in our view, but has shown an appetite for sizable, unexpected acquisitions
News Corp.'s sources of liquidity include cash balances (which stood at
roughly $12 billion as of Sept. 30, 2012), and nearly full access to its $2
billion revolving credit maturing in May 2017 (which it has only used for
issuances of LOCs). In addition, funds from operations (FFO) of about $4.7
billion for the 12 months ended Sept. 30, 2012, could increase modestly over
the next 12 months assuming no material rise in restructuring and legal
expenses. We expect that uses of liquidity over the next 12 months will
include capital expenditures (which we estimate between $1.0 billion and $1.2
billion), investments in equity affiliates, shareholder dividends of roughly
$630 million, and nominal debt maturities of $273 million in fiscal 2013. We
expect investment spending to increase in fiscal 2013 due to the acquisition
of ESPN Star Sports, Consolidated Media Holdings ($2 billion), and the
purchase of a 49% stake in the YES Network. Other potential, but
noncontractual, uses of liquidity include News Corp.'s new $5 billion share
repurchase program.

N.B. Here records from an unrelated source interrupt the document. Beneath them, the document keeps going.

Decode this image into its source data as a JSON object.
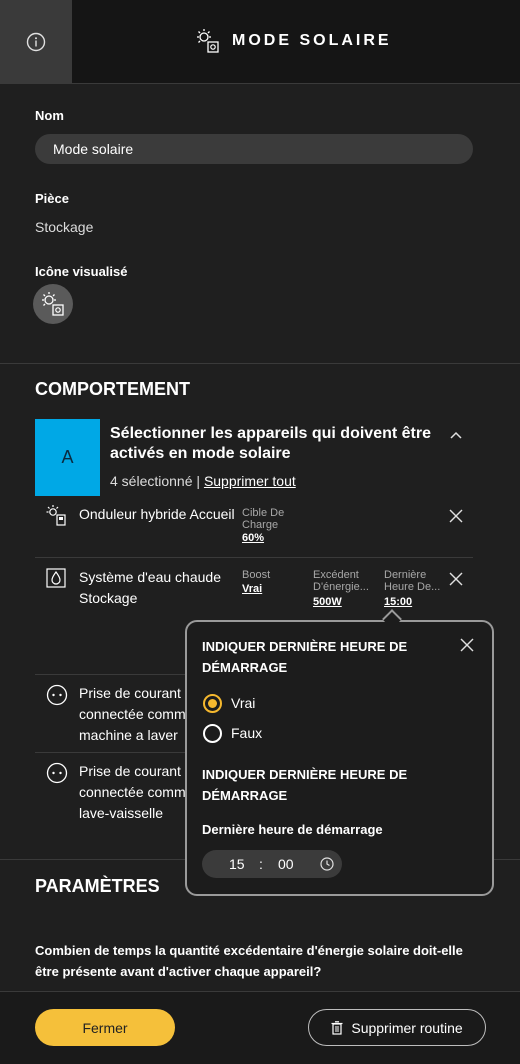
{
  "header": {
    "title": "MODE SOLAIRE",
    "info_icon": "info-icon",
    "title_icon": "solar-mode-icon"
  },
  "form": {
    "name_label": "Nom",
    "name_value": "Mode solaire",
    "room_label": "Pièce",
    "room_value": "Stockage",
    "icon_label": "Icône visualisé",
    "icon_value": "solar-mode-icon"
  },
  "behavior": {
    "title": "COMPORTEMENT",
    "avatar_letter": "A",
    "select_title": "Sélectionner les appareils qui doivent être activés en mode solaire",
    "selected_count": "4 sélectionné",
    "separator": "|",
    "remove_all": "Supprimer tout",
    "devices": [
      {
        "name": "Onduleur hybride Accueil",
        "icon": "solar-inverter-icon",
        "attrs": [
          {
            "label": "Cible De Charge",
            "value": "60%"
          }
        ]
      },
      {
        "name_line1": "Système d'eau chaude",
        "name_line2": "Stockage",
        "icon": "water-heater-icon",
        "attrs": [
          {
            "label": "Boost",
            "value": "Vrai"
          },
          {
            "label": "Excédent D'énergie...",
            "value": "500W"
          },
          {
            "label": "Dernière Heure De...",
            "value": "15:00"
          }
        ]
      },
      {
        "name_line1": "Prise de courant",
        "name_line2": "connectée comm",
        "name_line3": "machine a laver",
        "icon": "smart-plug-icon"
      },
      {
        "name_line1": "Prise de courant",
        "name_line2": "connectée comm",
        "name_line3": "lave-vaisselle",
        "icon": "smart-plug-icon"
      }
    ]
  },
  "popup": {
    "heading1": "INDIQUER DERNIÈRE HEURE DE DÉMARRAGE",
    "option_true": "Vrai",
    "option_false": "Faux",
    "selected": "Vrai",
    "heading2": "INDIQUER DERNIÈRE HEURE DE DÉMARRAGE",
    "time_label": "Dernière heure de démarrage",
    "hour": "15",
    "colon": ":",
    "minute": "00"
  },
  "params": {
    "title": "PARAMÈTRES",
    "question": "Combien de temps la quantité excédentaire d'énergie solaire doit-elle être présente avant d'activer chaque appareil?"
  },
  "footer": {
    "close_label": "Fermer",
    "delete_label": "Supprimer routine"
  },
  "colors": {
    "accent": "#f5c03a",
    "radio": "#f5b82e",
    "avatar": "#00a8e6",
    "background": "#1f1f1f"
  }
}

As a result, we expect ending cash balances of around $5
billion to $6 billion for fiscal 2013.
The rating outlook is stable and addresses our expectation that News Corp.
will be able to maintain its fully adjusted leverage below our 3.25x threshold
for the company at a "BBB+", while preserving strong to adequate liquidity
following the proposed spin-off, and despite potential acquisitions, ongoing
investments, and possible future civil and criminal penalties. We will
continue to monitor the longer-term impact of ongoing investigations in the
U.K. and U.S., and could recommence a CreditWatch or lower the rating due to
unexpected business ramifications outside the U.K. publishing assets. In
addition, a rating downgrade could result if leverage were to increase and
remain above 3.25x for a prolonged period because of acquisitions or
shareholder returns, in conjunction with slower-than-expected growth or
underperformance at key operating segments, because of either competitive or
industry pressures.. Slower growth could limit the company's ability to absorb
acquisition-related spikes in leverage.
An upgrade, which we see as unlikely, would likely an established track record
regarding new management and governance practices, no meaningful financial or
reputational impact from ongoing investigations in the U.K. and U.S., a
further conservative shift in financial policy, and greater clarity with
respect to leadership succession. Given current ownership and control, we view
an upgrade as unlikely and further believe that a 'BBB+' rating may represent
management's most efficient level of credit quality that also balances growth
objectives and equity returns.
Related Criteria And Research
-- Business Risk/Financial Risk Matrix Expanded, Sept. 18, 2012
-- Liquidity Descriptors For Global Corporate Issuers, Sept. 28, 2011
-- Use Of CreditWatch And Outlooks, Sept. 14, 2009
-- Criteria Guidelines For Recovery Ratings, Aug. 10, 2009
-- 2008 Corporate Criteria: Analytical Methodology, April 15, 2008
Ratings Affirmed; CreditWatch Action
News America Inc.
Corporate Credit Rating BBB+/Stable/-- BBB+/Watch Neg/--
Senior Unsecured BBB+ BBB+/Watch Neg
News America Inc.
Senior Unsecured BBB+ BBB+/Watch Neg
News Corp. Exchange Trust
Preferred Stock BBB- BBB-/Watch Neg